[Start of Attachment]

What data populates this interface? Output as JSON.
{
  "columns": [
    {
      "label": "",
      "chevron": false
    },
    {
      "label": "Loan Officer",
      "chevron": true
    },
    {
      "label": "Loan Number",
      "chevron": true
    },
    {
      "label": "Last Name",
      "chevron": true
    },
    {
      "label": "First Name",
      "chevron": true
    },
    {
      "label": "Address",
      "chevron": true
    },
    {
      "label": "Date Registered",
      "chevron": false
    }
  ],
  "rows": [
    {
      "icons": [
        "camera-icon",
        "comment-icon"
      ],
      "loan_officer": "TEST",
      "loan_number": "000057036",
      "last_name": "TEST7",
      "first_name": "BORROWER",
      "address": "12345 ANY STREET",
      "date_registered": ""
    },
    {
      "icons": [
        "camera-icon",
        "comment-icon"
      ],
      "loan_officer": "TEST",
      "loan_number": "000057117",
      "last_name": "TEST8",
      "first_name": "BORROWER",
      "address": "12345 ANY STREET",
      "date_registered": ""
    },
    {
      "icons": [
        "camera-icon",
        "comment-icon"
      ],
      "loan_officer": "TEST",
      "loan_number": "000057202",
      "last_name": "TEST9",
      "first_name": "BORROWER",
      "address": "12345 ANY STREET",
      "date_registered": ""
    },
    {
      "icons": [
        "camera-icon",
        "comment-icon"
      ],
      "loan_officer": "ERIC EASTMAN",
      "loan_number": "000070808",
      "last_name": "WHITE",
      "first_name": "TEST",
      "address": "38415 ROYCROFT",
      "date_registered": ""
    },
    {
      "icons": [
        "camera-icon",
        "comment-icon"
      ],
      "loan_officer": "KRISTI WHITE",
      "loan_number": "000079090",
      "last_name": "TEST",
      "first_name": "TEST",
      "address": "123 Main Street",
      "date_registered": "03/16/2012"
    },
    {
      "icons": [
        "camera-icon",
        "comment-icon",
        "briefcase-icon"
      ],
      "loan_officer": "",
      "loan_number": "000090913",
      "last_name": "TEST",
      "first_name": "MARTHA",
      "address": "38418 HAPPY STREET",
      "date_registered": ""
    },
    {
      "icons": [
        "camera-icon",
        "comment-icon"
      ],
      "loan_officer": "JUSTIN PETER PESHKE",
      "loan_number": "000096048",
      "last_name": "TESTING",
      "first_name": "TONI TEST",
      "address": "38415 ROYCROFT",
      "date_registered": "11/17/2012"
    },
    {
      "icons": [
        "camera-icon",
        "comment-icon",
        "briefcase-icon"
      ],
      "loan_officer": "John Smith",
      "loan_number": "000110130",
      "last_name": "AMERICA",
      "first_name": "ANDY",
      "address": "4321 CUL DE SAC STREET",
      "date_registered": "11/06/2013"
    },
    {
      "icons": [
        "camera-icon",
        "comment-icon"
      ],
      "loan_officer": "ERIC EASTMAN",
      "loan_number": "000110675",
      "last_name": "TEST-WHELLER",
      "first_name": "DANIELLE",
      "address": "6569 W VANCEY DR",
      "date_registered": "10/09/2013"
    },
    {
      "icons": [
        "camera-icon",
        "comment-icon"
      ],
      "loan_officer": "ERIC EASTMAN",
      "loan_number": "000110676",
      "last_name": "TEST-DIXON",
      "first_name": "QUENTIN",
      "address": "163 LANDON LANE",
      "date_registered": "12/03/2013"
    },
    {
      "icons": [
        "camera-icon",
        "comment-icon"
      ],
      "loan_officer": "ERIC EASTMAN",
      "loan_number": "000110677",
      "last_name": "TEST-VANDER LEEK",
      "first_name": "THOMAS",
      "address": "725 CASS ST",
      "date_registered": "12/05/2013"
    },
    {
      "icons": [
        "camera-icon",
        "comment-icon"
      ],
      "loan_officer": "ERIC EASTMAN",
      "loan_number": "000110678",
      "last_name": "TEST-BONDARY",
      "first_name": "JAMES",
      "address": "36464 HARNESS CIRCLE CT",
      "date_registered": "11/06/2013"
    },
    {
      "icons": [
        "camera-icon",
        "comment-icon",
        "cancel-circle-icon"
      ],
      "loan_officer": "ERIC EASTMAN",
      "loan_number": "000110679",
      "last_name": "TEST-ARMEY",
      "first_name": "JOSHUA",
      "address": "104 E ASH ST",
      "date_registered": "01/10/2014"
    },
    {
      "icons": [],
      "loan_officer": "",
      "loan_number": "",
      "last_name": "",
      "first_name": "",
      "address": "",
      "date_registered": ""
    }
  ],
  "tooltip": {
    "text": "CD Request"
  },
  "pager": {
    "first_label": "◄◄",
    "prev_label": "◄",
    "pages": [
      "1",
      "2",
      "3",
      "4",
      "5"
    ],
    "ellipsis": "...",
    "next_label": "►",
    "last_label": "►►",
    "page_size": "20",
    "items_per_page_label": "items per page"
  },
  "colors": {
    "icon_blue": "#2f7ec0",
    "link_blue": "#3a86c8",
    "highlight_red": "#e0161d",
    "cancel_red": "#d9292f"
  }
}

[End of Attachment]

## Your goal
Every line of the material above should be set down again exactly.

## Solution to this exercise
What data populates this interface? Output as JSON.
{
  "columns": [
    {
      "label": "",
      "chevron": false
    },
    {
      "label": "Loan Officer",
      "chevron": true
    },
    {
      "label": "Loan Number",
      "chevron": true
    },
    {
      "label": "Last Name",
      "chevron": true
    },
    {
      "label": "First Name",
      "chevron": true
    },
    {
      "label": "Address",
      "chevron": true
    },
    {
      "label": "Date Registered",
      "chevron": false
    }
  ],
  "rows": [
    {
      "icons": [
        "camera-icon",
        "comment-icon"
      ],
      "loan_officer": "TEST",
      "loan_number": "000057036",
      "last_name": "TEST7",
      "first_name": "BORROWER",
      "address": "12345 ANY STREET",
      "date_registered": ""
    },
    {
      "icons": [
        "camera-icon",
        "comment-icon"
      ],
      "loan_officer": "TEST",
      "loan_number": "000057117",
      "last_name": "TEST8",
      "first_name": "BORROWER",
      "address": "12345 ANY STREET",
      "date_registered": ""
    },
    {
      "icons": [
        "camera-icon",
        "comment-icon"
      ],
      "loan_officer": "TEST",
      "loan_number": "000057202",
      "last_name": "TEST9",
      "first_name": "BORROWER",
      "address": "12345 ANY STREET",
      "date_registered": ""
    },
    {
      "icons": [
        "camera-icon",
        "comment-icon"
      ],
      "loan_officer": "ERIC EASTMAN",
      "loan_number": "000070808",
      "last_name": "WHITE",
      "first_name": "TEST",
      "address": "38415 ROYCROFT",
      "date_registered": ""
    },
    {
      "icons": [
        "camera-icon",
        "comment-icon"
      ],
      "loan_officer": "KRISTI WHITE",
      "loan_number": "000079090",
      "last_name": "TEST",
      "first_name": "TEST",
      "address": "123 Main Street",
      "date_registered": "03/16/2012"
    },
    {
      "icons": [
        "camera-icon",
        "comment-icon",
        "briefcase-icon"
      ],
      "loan_officer": "",
      "loan_number": "000090913",
      "last_name": "TEST",
      "first_name": "MARTHA",
      "address": "38418 HAPPY STREET",
      "date_registered": ""
    },
    {
      "icons": [
        "camera-icon",
        "comment-icon"
      ],
      "loan_officer": "JUSTIN PETER PESHKE",
      "loan_number": "000096048",
      "last_name": "TESTING",
      "first_name": "TONI TEST",
      "address": "38415 ROYCROFT",
      "date_registered": "11/17/2012"
    },
    {
      "icons": [
        "camera-icon",
        "comment-icon",
        "briefcase-icon"
      ],
      "loan_officer": "John Smith",
      "loan_number": "000110130",
      "last_name": "AMERICA",
      "first_name": "ANDY",
      "address": "4321 CUL DE SAC STREET",
      "date_registered": "11/06/2013"
    },
    {
      "icons": [
        "camera-icon",
        "comment-icon"
      ],
      "loan_officer": "ERIC EASTMAN",
      "loan_number": "000110675",
      "last_name": "TEST-WHELLER",
      "first_name": "DANIELLE",
      "address": "6569 W VANCEY DR",
      "date_registered": "10/09/2013"
    },
    {
      "icons": [
        "camera-icon",
        "comment-icon"
      ],
      "loan_officer": "ERIC EASTMAN",
      "loan_number": "000110676",
      "last_name": "TEST-DIXON",
      "first_name": "QUENTIN",
      "address": "163 LANDON LANE",
      "date_registered": "12/03/2013"
    },
    {
      "icons": [
        "camera-icon",
        "comment-icon"
      ],
      "loan_officer": "ERIC EASTMAN",
      "loan_number": "000110677",
      "last_name": "TEST-VANDER LEEK",
      "first_name": "THOMAS",
      "address": "725 CASS ST",
      "date_registered": "12/05/2013"
    },
    {
      "icons": [
        "camera-icon",
        "comment-icon"
      ],
      "loan_officer": "ERIC EASTMAN",
      "loan_number": "000110678",
      "last_name": "TEST-BONDARY",
      "first_name": "JAMES",
      "address": "36464 HARNESS CIRCLE CT",
      "date_registered": "11/06/2013"
    },
    {
      "icons": [
        "camera-icon",
        "comment-icon",
        "cancel-circle-icon"
      ],
      "loan_officer": "ERIC EASTMAN",
      "loan_number": "000110679",
      "last_name": "TEST-ARMEY",
      "first_name": "JOSHUA",
      "address": "104 E ASH ST",
      "date_registered": "01/10/2014"
    },
    {
      "icons": [],
      "loan_officer": "",
      "loan_number": "",
      "last_name": "",
      "first_name": "",
      "address": "",
      "date_registered": ""
    }
  ],
  "tooltip": {
    "text": "CD Request"
  },
  "pager": {
    "first_label": "◄◄",
    "prev_label": "◄",
    "pages": [
      "1",
      "2",
      "3",
      "4",
      "5"
    ],
    "ellipsis": "...",
    "next_label": "►",
    "last_label": "►►",
    "page_size": "20",
    "items_per_page_label": "items per page"
  },
  "colors": {
    "icon_blue": "#2f7ec0",
    "link_blue": "#3a86c8",
    "highlight_red": "#e0161d",
    "cancel_red": "#d9292f"
  }
}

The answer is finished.